Altered functional brain connectivity in children and young people with opsoclonus-myoclonus syndrome.
Chekroud AM., Anand G., Yong J., Pike M., Bridge H.

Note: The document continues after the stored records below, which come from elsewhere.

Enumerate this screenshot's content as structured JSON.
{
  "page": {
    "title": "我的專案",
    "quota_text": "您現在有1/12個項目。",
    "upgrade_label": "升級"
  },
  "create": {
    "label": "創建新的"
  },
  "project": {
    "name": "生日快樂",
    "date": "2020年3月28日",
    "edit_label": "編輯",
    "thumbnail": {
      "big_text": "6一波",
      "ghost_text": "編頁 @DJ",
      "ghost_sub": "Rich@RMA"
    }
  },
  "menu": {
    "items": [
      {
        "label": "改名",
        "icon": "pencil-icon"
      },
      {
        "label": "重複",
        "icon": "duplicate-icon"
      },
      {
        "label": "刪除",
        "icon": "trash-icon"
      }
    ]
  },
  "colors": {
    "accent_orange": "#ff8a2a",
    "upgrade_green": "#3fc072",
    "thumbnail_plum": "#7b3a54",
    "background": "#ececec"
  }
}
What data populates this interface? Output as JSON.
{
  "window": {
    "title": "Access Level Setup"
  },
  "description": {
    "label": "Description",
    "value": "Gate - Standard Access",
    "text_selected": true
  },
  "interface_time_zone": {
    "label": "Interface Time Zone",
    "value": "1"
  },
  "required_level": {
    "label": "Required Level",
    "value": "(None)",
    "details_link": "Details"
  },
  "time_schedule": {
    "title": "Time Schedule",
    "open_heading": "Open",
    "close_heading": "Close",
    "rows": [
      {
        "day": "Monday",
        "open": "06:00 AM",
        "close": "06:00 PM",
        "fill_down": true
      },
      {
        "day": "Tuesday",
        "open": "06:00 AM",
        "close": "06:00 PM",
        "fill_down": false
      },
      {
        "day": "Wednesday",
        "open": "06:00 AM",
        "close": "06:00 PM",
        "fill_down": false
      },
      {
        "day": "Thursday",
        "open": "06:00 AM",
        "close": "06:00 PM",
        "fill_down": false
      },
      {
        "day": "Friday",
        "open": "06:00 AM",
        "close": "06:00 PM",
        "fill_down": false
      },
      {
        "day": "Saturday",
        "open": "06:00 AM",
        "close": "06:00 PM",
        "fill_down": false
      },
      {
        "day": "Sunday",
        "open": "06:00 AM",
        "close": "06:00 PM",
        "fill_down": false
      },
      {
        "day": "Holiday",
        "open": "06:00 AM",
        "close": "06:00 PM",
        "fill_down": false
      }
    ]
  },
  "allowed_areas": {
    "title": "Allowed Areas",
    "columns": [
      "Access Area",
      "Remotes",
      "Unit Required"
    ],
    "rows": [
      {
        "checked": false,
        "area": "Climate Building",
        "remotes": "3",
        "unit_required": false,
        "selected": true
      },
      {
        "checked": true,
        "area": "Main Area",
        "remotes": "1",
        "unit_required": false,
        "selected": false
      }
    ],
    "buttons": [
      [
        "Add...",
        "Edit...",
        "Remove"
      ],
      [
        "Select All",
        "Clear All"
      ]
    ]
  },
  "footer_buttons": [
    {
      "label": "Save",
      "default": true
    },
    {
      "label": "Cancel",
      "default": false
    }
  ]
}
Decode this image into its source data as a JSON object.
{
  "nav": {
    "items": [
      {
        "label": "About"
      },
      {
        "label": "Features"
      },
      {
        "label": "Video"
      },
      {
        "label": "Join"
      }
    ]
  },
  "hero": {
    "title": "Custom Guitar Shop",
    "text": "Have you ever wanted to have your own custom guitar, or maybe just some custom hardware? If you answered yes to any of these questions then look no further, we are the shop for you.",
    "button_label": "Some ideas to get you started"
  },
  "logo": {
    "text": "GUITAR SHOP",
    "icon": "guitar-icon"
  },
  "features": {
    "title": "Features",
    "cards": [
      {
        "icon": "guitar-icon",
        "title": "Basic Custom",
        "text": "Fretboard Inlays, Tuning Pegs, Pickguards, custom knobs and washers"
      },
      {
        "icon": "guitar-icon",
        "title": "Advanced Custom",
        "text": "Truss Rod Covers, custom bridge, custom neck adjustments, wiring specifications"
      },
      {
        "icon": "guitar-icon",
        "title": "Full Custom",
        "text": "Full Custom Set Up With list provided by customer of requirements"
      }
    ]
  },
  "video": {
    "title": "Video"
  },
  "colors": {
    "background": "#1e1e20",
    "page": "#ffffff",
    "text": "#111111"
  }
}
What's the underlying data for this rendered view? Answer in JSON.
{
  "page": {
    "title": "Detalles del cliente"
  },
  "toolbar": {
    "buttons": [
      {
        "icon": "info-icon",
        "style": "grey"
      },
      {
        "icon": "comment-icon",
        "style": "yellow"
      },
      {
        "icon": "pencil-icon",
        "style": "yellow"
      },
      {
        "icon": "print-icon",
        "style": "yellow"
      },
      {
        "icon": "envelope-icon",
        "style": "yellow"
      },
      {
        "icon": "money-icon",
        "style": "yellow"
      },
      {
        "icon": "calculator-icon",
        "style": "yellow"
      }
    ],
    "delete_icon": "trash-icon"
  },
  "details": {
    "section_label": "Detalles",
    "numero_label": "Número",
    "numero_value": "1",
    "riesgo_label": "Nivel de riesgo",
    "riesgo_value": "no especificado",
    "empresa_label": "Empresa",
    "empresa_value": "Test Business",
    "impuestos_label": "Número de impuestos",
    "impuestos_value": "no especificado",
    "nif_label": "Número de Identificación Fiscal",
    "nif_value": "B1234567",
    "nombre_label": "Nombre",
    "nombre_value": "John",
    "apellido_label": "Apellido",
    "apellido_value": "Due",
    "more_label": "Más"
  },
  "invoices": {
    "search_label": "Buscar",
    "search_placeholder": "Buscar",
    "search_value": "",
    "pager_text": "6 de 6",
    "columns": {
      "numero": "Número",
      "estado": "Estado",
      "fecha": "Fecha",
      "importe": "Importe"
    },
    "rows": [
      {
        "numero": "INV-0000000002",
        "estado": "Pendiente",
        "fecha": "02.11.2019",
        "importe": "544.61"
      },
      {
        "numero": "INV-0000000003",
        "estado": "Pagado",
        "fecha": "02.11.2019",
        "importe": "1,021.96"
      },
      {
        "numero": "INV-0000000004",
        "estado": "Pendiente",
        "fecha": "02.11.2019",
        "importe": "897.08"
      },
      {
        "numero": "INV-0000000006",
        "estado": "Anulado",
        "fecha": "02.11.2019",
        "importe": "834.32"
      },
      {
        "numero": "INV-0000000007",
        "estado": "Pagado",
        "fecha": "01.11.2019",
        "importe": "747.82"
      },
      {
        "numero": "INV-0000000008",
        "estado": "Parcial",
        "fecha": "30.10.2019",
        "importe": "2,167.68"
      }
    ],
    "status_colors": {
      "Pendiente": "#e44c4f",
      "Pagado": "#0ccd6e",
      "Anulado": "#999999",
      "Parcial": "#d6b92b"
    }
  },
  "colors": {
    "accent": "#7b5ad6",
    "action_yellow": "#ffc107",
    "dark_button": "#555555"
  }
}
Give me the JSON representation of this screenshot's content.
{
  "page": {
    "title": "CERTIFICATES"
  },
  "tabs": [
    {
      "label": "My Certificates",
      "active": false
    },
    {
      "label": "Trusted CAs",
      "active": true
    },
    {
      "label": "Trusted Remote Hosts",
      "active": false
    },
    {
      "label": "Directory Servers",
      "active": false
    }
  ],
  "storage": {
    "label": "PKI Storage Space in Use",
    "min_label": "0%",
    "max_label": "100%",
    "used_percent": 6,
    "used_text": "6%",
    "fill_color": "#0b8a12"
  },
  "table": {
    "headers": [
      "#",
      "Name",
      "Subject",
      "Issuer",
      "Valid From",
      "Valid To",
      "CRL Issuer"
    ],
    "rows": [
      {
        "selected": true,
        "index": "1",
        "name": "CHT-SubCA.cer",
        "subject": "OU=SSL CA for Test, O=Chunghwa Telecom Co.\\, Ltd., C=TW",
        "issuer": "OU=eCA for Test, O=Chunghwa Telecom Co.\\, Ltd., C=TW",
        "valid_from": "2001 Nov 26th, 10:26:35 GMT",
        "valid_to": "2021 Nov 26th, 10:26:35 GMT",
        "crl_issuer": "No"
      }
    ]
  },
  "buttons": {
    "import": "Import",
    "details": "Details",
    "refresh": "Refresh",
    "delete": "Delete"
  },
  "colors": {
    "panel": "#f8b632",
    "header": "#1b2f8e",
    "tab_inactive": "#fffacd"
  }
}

AIM: Opsoclonus-myoclonus syndrome (OMS) is a rare, poorly understood condition that can result in long-term cognitive, behavioural, and motor sequelae. Several studies have investigated structural brain changes associated with this condition, but little is known about changes in function. This study aimed to investigate changes in brain functional connectivity in patients with OMS. METHOD: Seven patients with OMS and 10 age-matched comparison participants underwent 3T magnetic resonance imaging (MRI) to acquire resting-state functional MRI data (whole-brain echo-planar images; 2mm isotropic voxels; multiband factor ×2) for a cross-sectional study. A seed-based analysis identified brain regions in which signal changes over time correlated with the cerebellum. Model-free analysis was used to determine brain networks showing altered connectivity. RESULTS: In patients with OMS, the motor cortex showed significantly reduced connectivity, and the occipito-parietal region significantly increased connectivity with the cerebellum relative to the comparison group. A model-free analysis also showed extensive connectivity within a visual network, including the cerebellum and basal ganglia, not present in the comparison group. No other networks showed any differences between groups. INTERPRETATION: Patients with OMS showed reduced connectivity between the cerebellum and motor cortex, but increased connectivity with occipito-parietal regions. This pattern of change supports widespread brain involvement in OMS.